About this task -
Using the data that follows, say how many lines contain the word "在板子丝印", giving the number by itself.

The records -
_ _ _ _ _ _ _
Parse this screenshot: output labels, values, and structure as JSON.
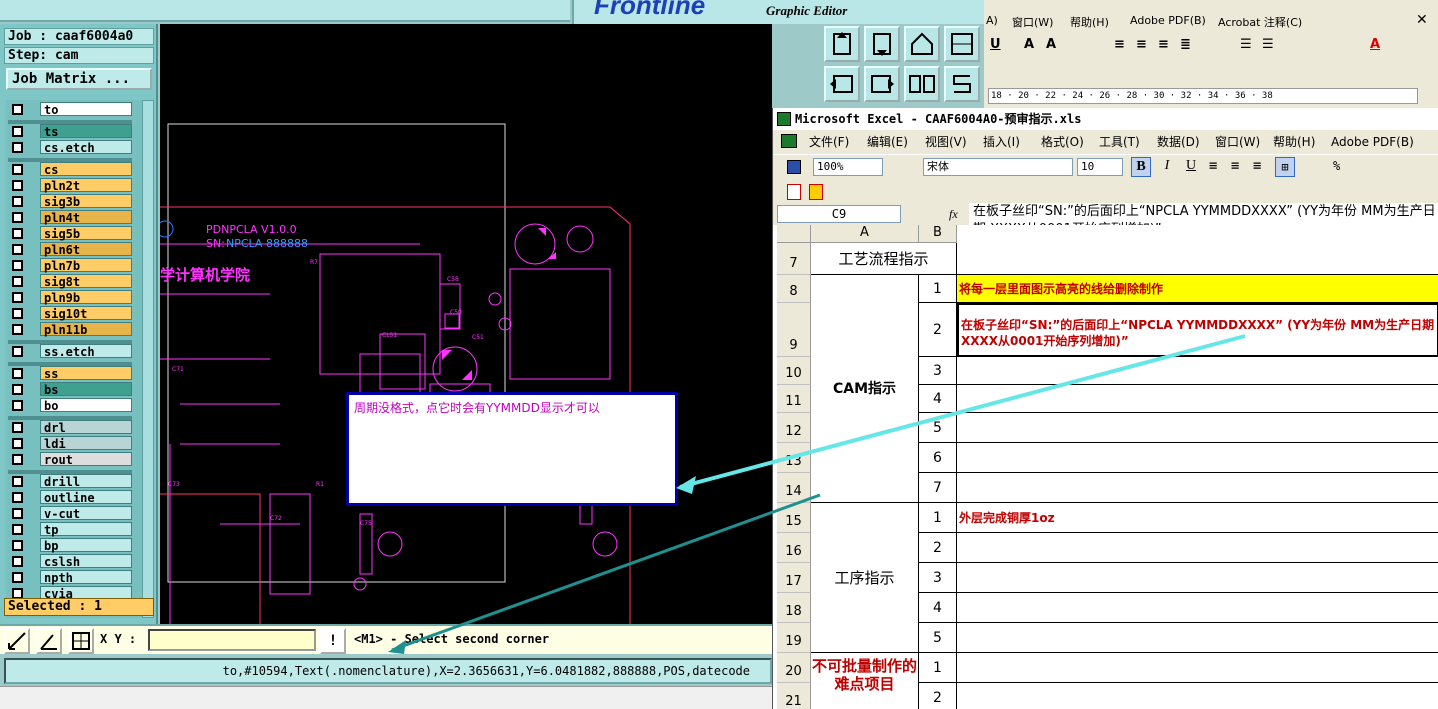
{
  "genesis": {
    "brand": "Frontline",
    "brand_sub": "Graphic Editor",
    "job": "Job : caaf6004a0",
    "step": "Step: cam",
    "job_matrix": "Job Matrix ...",
    "selected": "Selected : 1",
    "xy_label": "X Y :",
    "xy_value": "",
    "prompt": "<M1> - Select second corner",
    "status": "to,#10594,Text(.nomenclature),X=2.3656631,Y=6.0481882,888888,POS,datecode",
    "layers": [
      {
        "name": "to",
        "color": "#ffffff"
      },
      {
        "name": "ts",
        "color": "#3fa08f"
      },
      {
        "name": "cs.etch",
        "color": "#bfeaea"
      },
      {
        "name": "cs",
        "color": "#ffcc66"
      },
      {
        "name": "pln2t",
        "color": "#ffcc66"
      },
      {
        "name": "sig3b",
        "color": "#ffcc66"
      },
      {
        "name": "pln4t",
        "color": "#e8b44a"
      },
      {
        "name": "sig5b",
        "color": "#ffcc66"
      },
      {
        "name": "pln6t",
        "color": "#e8b44a"
      },
      {
        "name": "pln7b",
        "color": "#ffcc66"
      },
      {
        "name": "sig8t",
        "color": "#ffcc66"
      },
      {
        "name": "pln9b",
        "color": "#ffcc66"
      },
      {
        "name": "sig10t",
        "color": "#ffcc66"
      },
      {
        "name": "pln11b",
        "color": "#e8b44a"
      },
      {
        "name": "ss.etch",
        "color": "#bfeaea"
      },
      {
        "name": "ss",
        "color": "#ffcc66"
      },
      {
        "name": "bs",
        "color": "#3fa08f"
      },
      {
        "name": "bo",
        "color": "#ffffff"
      },
      {
        "name": "drl",
        "color": "#b9d4d4"
      },
      {
        "name": "ldi",
        "color": "#b9d4d4"
      },
      {
        "name": "rout",
        "color": "#dddddd"
      },
      {
        "name": "drill",
        "color": "#bfeaea"
      },
      {
        "name": "outline",
        "color": "#bfeaea"
      },
      {
        "name": "v-cut",
        "color": "#bfeaea"
      },
      {
        "name": "tp",
        "color": "#bfeaea"
      },
      {
        "name": "bp",
        "color": "#bfeaea"
      },
      {
        "name": "cslsh",
        "color": "#bfeaea"
      },
      {
        "name": "npth",
        "color": "#bfeaea"
      },
      {
        "name": "cvia",
        "color": "#bfeaea"
      }
    ],
    "board_text": {
      "title": "PDNPCLA V1.0.0",
      "sn_prefix": "SN:",
      "sn_value": "NPCLA 888888",
      "school": "学计算机学院",
      "c58": "C58",
      "c50": "C50",
      "c51": "C51",
      "cl51": "CL51",
      "r7": "R7",
      "c71": "C71",
      "c73": "C73",
      "c72": "C72",
      "c75": "C75",
      "r1": "R1"
    }
  },
  "note_text": "周期没格式，点它时会有YYMMDD显示才可以",
  "word": {
    "menu": [
      "A)",
      "窗口(W)",
      "帮助(H)",
      "Adobe PDF(B)",
      "Acrobat 注释(C)"
    ],
    "ruler": "18 · 20 · 22 · 24 · 26 · 28 · 30 · 32 · 34 · 36 · 38"
  },
  "excel": {
    "title": "Microsoft Excel - CAAF6004A0-预审指示.xls",
    "menu": [
      "文件(F)",
      "编辑(E)",
      "视图(V)",
      "插入(I)",
      "格式(O)",
      "工具(T)",
      "数据(D)",
      "窗口(W)",
      "帮助(H)",
      "Adobe PDF(B)"
    ],
    "zoom": "100%",
    "font": "宋体",
    "size": "10",
    "namebox": "C9",
    "fx": "fx",
    "formula": "在板子丝印“SN:”的后面印上“NPCLA YYMMDDXXXX” (YY为年份 MM为生产日期  XXXX从0001开始序列增加)”",
    "col_a": "A",
    "col_b": "B",
    "row_labels": [
      "7",
      "8",
      "9",
      "10",
      "11",
      "12",
      "13",
      "14",
      "15",
      "16",
      "17",
      "18",
      "19",
      "20",
      "21"
    ],
    "sections": {
      "flow": "工艺流程指示",
      "cam": "CAM指示",
      "process": "工序指示",
      "hard": "不可批量制作的难点项目"
    },
    "numbers": [
      "1",
      "2",
      "3",
      "4",
      "5",
      "6",
      "7",
      "1",
      "2",
      "3",
      "4",
      "5",
      "1",
      "2"
    ],
    "c8": "将每一层里面图示高亮的线给删除制作",
    "c9": "在板子丝印“SN:”的后面印上“NPCLA YYMMDDXXXX” (YY为年份 MM为生产日期  XXXX从0001开始序列增加)”",
    "c15": "外层完成铜厚1oz"
  },
  "colors": {
    "highlight_yellow": "#ffff00",
    "red_text": "#c00000",
    "note_border": "#0000aa",
    "magenta": "#ff33ff"
  }
}
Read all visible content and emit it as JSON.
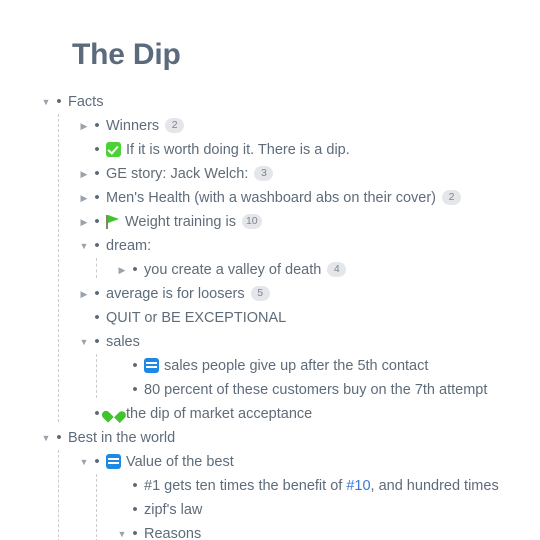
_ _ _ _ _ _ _
Exercise solution -
2